> **Required action**
Some lines in the data below hold the string "Login". Report how many, as a bare number.

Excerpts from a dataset

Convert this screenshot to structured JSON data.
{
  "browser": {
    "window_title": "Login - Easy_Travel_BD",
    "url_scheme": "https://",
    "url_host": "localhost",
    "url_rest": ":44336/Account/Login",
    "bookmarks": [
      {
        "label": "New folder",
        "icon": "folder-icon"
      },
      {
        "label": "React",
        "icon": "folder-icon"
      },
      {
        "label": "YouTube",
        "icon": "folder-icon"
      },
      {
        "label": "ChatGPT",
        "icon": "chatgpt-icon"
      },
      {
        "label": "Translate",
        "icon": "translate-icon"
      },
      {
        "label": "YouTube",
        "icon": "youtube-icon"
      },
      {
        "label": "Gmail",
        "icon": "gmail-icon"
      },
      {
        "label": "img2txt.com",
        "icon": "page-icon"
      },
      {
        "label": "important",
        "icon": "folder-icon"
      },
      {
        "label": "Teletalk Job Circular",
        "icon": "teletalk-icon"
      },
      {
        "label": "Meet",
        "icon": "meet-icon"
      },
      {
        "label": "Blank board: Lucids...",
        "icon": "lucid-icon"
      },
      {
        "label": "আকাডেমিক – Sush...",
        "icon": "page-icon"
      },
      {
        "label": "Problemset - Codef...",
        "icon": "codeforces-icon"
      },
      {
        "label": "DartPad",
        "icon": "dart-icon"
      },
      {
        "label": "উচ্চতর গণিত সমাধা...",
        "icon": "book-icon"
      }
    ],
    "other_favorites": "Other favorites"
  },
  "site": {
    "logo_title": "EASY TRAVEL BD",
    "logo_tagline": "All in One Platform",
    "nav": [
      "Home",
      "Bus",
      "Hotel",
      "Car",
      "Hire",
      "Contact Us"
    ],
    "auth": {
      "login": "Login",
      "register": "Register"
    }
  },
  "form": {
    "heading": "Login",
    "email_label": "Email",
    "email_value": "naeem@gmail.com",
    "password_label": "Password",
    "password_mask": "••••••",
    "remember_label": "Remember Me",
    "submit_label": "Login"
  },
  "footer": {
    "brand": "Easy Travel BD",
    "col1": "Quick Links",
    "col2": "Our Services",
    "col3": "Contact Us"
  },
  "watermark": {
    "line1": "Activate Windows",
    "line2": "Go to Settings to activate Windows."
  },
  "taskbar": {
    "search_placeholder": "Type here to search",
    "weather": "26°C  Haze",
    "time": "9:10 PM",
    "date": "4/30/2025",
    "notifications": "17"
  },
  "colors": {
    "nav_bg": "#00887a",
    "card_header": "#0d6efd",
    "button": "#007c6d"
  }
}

> **Task result**
5